In their introverted world, INFJs can feel quite incredibly capable. Ni is a powerful function and, given enough time and investment, it can yield remarkable insights. But as we’ve seen, INFJs’ insights, however true or valuable, aren’t always seen or validated by others. This can engender feelings of self-doubt, rejection, and loneliness. Due to these oscillations in self-worth, INFJs experience and exhibit a fair amount of emotional turbulence. Some days they may feel on top of the world, poised to lead and inspire the masses. On other days, they may feel listless and rejected, worried that they’ll never amount to anything.
To reduce this emotional turbulence, others might counsel INFJs to stop focusing so much on their differentness and to instead grant more attention to the ways in which they are similar to others. They may see INFJs as over-inflating their differentness in attempt to bolster their sense of specialness or importance.
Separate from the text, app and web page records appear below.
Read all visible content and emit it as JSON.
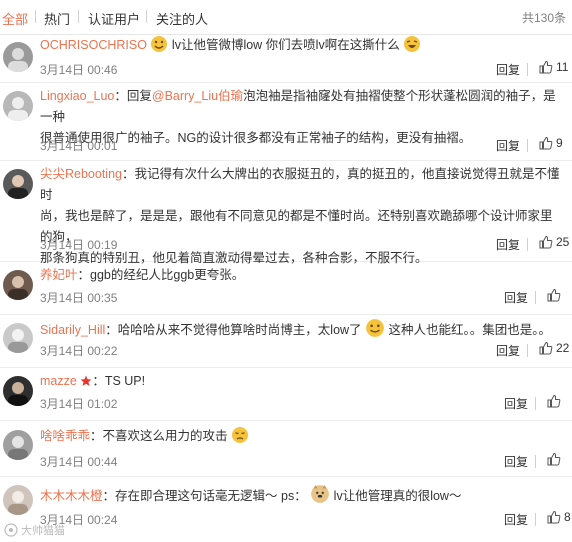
{
  "tabs": {
    "items": [
      {
        "label": "全部"
      },
      {
        "label": "热门"
      },
      {
        "label": "认证用户"
      },
      {
        "label": "关注的人"
      }
    ],
    "total": "共130条"
  },
  "actions": {
    "reply": "回复"
  },
  "comments": [
    {
      "user": "OCHRISOCHRISO",
      "text_a": "lv让他管微博low 你们去喷lv啊在这撕什么",
      "time": "3月14日 00:46",
      "likes": "11",
      "avatar_color": "#9a9a9a"
    },
    {
      "user": "Lingxiao_Luo",
      "prefix": "：回复",
      "mention": "@Barry_Liu伯瑜",
      "text_a": "泡泡袖是指袖窿处有抽褶使整个形状蓬松圆润的袖子，是一种",
      "text_b": "很普通使用很广的袖子。NG的设计很多都没有正常袖子的结构，更没有抽褶。",
      "time": "3月14日 00:01",
      "likes": "9",
      "avatar_color": "#b8b8b8"
    },
    {
      "user": "尖尖Rebooting",
      "text_a": "：我记得有次什么大牌出的衣服挺丑的，真的挺丑的，他直接说觉得丑就是不懂时",
      "text_b": "尚，我也是醉了，是是是，跟他有不同意见的都是不懂时尚。还特别喜欢跪舔哪个设计师家里的狗，",
      "text_c": "那条狗真的特别丑，他见着简直激动得晕过去，各种合影，不服不行。",
      "time": "3月14日 00:19",
      "likes": "25",
      "avatar_color": "#5a5a5a"
    },
    {
      "user": "养妃叶",
      "text_a": "：ggb的经纪人比ggb更夸张。",
      "time": "3月14日 00:35",
      "likes": "",
      "avatar_color": "#6e5a4e"
    },
    {
      "user": "Sidarily_Hill",
      "text_a": "：哈哈哈从来不觉得他算啥时尚博主，太low了",
      "text_b": "这种人也能红。。集团也是。。",
      "time": "3月14日 00:22",
      "likes": "22",
      "avatar_color": "#c9c9c9"
    },
    {
      "user": "mazze",
      "text_a": "：TS UP!",
      "time": "3月14日 01:02",
      "likes": "",
      "avatar_color": "#2e2e2e"
    },
    {
      "user": "啥啥乖乖",
      "text_a": "：不喜欢这么用力的攻击",
      "time": "3月14日 00:44",
      "likes": "",
      "avatar_color": "#9f9f9f"
    },
    {
      "user": "木木木木橙",
      "text_a": "：存在即合理这句话毫无逻辑～ ps：",
      "text_b": "lv让他管理真的很low～",
      "time": "3月14日 00:24",
      "likes": "8",
      "avatar_color": "#cfc5bd"
    }
  ],
  "watermark": "大帅猫猫",
  "colors": {
    "accent": "#eb7350",
    "meta": "#808080",
    "divider": "#ededed"
  },
  "icons": {
    "like": "thumbs-up-icon",
    "emoji": "smiley-emoji-icon",
    "verified": "star-badge-icon"
  }
}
In some cases, such advice may be worth considering. But even if INFJs over-estimate their uniqueness at times, it’s also true that INFJs are objectively different in an important sense, and denying that reality would be tantamount to living a lie. While this certainly doesn’t justify INFJs adopting a “higher than thou” attitude, it does suggest that INFJs’ should be given the benefit of the doubt regarding their perceived differentness. More often than not, understanding the INFJ at a deeper level will render these differences more salient and appreciable.
For an in-depth look at INFJs—their personality type, relationships, life struggles, paths to growth, and more—be sure to explore our new INFJ book:
Beyond Rare: The INFJ’s Guide to Growth & Self-Awareness